Consumer Protection

Critical Product Safety and Consumer Protection Legislation Passed by Senate Commerce, Science, & Transportation Committee

Full Senate Must Now Pass These Important Bills

Washington, D.C. — Today the U.S. Senate Commerce, Science, and Transportation Committee passed three significant consumer protection bills: the STURDY Act, Reese’s Law, and the Consumer Protection Remedies Act of 2022.

The Stop Tip-overs of Unstable, Risky Dressers on Youth Act (STURDY) is significant legislation, first introduced in the House in 2016 that would direct the U.S. Consumer Product Safety Commission (CPSC) to create and finalize a mandatory stability standard to help prevent tip-over incidents involving dressers and other clothing storage furniture.

Reese’s Law, named after 18-month-old Reese Hamsmith, who died in 2020 after ingesting a button cell battery, would direct the  CPSC to create mandatory safety standards to prevent the accidental ingestion of button batteries in children by: creating performance standards to require the compartments of consumer products containing button cell or coin batteries to be secure to prevent access by children six years old or younger; and by requiring visible, clear, instructive warning labels.

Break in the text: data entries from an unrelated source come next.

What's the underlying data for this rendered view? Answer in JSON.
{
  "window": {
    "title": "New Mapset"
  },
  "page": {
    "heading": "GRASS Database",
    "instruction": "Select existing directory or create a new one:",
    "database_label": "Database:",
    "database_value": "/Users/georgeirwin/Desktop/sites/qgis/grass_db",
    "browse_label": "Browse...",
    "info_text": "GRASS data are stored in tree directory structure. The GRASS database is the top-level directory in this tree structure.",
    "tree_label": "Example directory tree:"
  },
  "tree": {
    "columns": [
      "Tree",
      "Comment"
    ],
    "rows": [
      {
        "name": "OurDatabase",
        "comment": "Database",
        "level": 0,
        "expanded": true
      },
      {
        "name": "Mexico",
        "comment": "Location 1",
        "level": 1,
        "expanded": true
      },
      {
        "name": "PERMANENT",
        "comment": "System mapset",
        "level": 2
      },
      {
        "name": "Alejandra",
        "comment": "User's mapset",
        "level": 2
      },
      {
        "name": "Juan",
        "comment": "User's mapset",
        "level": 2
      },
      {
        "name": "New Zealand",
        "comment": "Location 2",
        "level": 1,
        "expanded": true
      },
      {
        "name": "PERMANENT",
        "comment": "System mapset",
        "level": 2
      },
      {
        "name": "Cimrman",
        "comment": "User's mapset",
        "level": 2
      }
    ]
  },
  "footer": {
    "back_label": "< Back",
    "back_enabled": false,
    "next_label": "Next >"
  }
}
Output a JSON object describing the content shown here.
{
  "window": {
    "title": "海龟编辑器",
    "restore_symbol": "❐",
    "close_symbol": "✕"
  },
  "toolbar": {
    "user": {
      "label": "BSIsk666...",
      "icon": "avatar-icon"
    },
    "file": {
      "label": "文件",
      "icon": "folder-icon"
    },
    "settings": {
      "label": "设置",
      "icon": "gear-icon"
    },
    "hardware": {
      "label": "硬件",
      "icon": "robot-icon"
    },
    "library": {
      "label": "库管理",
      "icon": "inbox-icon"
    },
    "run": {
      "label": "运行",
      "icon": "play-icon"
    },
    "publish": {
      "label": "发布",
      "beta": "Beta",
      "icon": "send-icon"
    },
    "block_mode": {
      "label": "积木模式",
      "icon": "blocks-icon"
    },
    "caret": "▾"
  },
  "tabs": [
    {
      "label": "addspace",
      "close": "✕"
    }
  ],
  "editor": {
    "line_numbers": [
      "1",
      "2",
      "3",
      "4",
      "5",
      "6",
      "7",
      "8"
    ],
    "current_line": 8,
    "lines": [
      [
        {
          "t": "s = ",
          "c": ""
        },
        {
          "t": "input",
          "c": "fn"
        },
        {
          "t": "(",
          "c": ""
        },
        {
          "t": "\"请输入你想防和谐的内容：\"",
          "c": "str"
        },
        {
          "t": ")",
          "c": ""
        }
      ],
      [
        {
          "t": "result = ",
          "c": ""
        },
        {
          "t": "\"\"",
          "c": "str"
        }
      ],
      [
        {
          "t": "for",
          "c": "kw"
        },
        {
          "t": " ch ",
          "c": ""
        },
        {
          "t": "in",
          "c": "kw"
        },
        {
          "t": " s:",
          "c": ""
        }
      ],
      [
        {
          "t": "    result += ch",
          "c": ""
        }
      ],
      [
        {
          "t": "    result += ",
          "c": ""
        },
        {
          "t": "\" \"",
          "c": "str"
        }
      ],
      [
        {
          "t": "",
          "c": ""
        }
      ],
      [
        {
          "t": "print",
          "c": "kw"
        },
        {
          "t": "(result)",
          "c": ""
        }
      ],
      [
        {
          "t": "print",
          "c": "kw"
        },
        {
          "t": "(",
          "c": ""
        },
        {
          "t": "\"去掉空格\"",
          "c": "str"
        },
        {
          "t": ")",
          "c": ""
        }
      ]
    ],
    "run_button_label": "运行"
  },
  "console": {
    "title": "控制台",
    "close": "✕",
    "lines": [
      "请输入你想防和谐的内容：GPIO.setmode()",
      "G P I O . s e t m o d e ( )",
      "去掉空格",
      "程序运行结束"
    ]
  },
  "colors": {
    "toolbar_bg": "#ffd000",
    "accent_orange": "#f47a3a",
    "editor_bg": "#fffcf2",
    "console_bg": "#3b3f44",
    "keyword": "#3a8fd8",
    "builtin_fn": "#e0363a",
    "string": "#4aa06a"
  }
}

Consumer Protection Remedies Act of 2022 is vital legislation that would restore the Federal Trade Commission’s (FTC) authority to return funds to defrauded and deceived consumers, and deter wrongdoers with threat of restitution, injunctions, and removal of their ill-gotten gains.

“We appreciate the extensive work of parents, pediatricians, consumer organizations and other stakeholder organizations in reaching this important milestone of the passage of the STURDY Act and of Reese’s Law,” stated Rachel Weintraub. “These product safety bills will make furniture more stable and products containing button cell batteries more secure. These bills will save lives and we urge the Senate to quickly pass them.”

“The FTC is charged with protecting consumers from fraud and deception, but after a recent Supreme Court case, it lost its most effective tool to combat unfair, deceptive, and fraudulent practices,” said Rachel Gittleman, Financial Services Outreach Manager. “The Senate must pass the Consumer Protection Remedies Act to restore the FTC’s authority to return ill-gotten funds to defrauded and scammed consumers.”

“Congressional action is necessary to restore this critical tool to the FTC,” said Erin Witte, Director of Consumer Protection. “We urge the Senate to pass the Consumer Protection Remedies Act so that the FTC can return to its important work of putting money back in the hands of defrauded consumers.”

Rachel Weintraub
Rachel Gittleman
Erin Witte